That might seem an excessive fine for something discussed on the almost universally loved Sex and the City. But a proposed federal bill would increase fines twenty times, to $500,000 for each violation of decency laws. And regulators would, for the first time, be able to fine performers themselves rather than just the stations that carry them.
The FCC has no jurisdiction over radio broadcasts that come from satellites in the sky. Regulators can scare executives worried about their million-dollar bonuses and small station managers struggling to get by. But satellite radio takes programming decisions out of the hands of individual stations with their individual prejudices. Howard Stern has no need to fear the loss of big markets, as he did when Clear Channel dropped him. In fifteen months, his show will be heard in every single market in the country, not just on Viacom’s 185 stations. Neither does he have to worry about boycotts of his advertisers–he won’t have any.

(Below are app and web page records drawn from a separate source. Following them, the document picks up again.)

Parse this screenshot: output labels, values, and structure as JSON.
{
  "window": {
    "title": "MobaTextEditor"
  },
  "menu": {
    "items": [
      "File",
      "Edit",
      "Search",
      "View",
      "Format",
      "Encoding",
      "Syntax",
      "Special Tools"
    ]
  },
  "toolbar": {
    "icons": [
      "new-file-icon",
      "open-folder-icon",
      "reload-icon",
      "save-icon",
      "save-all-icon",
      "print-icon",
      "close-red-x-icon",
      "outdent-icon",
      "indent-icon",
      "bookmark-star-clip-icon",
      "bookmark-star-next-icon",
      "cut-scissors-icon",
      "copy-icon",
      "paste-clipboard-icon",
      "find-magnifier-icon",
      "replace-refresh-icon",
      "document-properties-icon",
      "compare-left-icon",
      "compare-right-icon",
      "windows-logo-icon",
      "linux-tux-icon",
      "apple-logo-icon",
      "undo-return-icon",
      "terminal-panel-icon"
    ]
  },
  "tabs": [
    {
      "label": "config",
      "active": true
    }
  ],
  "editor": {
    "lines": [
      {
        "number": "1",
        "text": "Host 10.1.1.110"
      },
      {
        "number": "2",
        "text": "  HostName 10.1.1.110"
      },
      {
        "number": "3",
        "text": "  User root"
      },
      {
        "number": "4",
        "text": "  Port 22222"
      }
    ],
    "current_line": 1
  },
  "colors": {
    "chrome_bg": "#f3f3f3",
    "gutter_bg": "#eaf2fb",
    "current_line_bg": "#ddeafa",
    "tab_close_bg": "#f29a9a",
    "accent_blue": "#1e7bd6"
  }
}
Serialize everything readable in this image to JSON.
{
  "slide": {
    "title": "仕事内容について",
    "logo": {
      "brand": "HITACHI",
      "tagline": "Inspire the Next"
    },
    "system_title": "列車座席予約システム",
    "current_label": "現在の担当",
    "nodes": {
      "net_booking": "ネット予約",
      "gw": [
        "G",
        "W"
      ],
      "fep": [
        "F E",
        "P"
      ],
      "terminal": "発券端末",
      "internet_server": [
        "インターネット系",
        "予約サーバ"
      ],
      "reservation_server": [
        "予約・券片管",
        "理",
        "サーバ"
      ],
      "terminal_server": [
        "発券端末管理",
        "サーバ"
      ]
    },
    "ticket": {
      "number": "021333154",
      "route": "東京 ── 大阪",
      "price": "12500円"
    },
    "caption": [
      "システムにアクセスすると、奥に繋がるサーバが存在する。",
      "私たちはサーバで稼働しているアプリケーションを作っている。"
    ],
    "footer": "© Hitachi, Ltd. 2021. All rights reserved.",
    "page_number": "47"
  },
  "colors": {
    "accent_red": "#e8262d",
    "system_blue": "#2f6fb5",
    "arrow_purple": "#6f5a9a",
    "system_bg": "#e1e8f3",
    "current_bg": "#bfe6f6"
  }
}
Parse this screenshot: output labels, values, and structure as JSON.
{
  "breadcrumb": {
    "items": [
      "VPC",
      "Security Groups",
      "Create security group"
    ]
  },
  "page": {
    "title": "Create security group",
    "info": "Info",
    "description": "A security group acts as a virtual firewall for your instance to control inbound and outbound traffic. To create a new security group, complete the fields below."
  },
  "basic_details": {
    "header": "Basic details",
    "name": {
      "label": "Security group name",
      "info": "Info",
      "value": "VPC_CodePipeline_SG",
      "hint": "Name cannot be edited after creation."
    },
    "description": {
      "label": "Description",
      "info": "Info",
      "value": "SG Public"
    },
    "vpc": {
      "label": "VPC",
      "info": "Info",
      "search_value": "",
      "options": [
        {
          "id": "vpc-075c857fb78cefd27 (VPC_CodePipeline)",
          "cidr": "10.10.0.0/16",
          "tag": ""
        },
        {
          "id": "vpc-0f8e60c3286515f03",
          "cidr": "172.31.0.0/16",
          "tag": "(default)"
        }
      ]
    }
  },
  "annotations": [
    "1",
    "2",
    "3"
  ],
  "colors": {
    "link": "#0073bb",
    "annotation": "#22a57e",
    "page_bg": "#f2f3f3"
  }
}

You may not like Howard Stern. You may find his celebration of strippers and profanity vulgar. But where he goes, others will follow. Most of the interesting programming on television these days is on HBO–a pay cable channel that also avoids the crushing hand of the FCC. With Friends gone, is anything Must-See TV anymore but The Sopranos and Curb Your Enthusiasm? HBO regularly cleans up at the Emmy Awards, too. Paying for television programming once seemed absurd; soon paying $13 a month to hear, well, just about anything, will make just as much sense. Stern promises listeners that he will “bring my fans my show my way. It will be the best radio they will ever hear.”
But don’t expect regulators to give up without a fight. Their careers–and millions of dollars in fines–are on the line. FCC head Michael Powell told The Washington Post (in an indirect quotation), “More programs and performers will migrate to pay cable and satellite channels unless Congress holds them to the same decency standards as broadcasters.” Perhaps Powell prefers the insipid laughs of Joey to the cinematic character development of The Sopranos. The rest of us demand the choice.
Kelly Jane Torrance is arts and culture editor of Brainwash. Her Web site is kellyjanetorrance.com.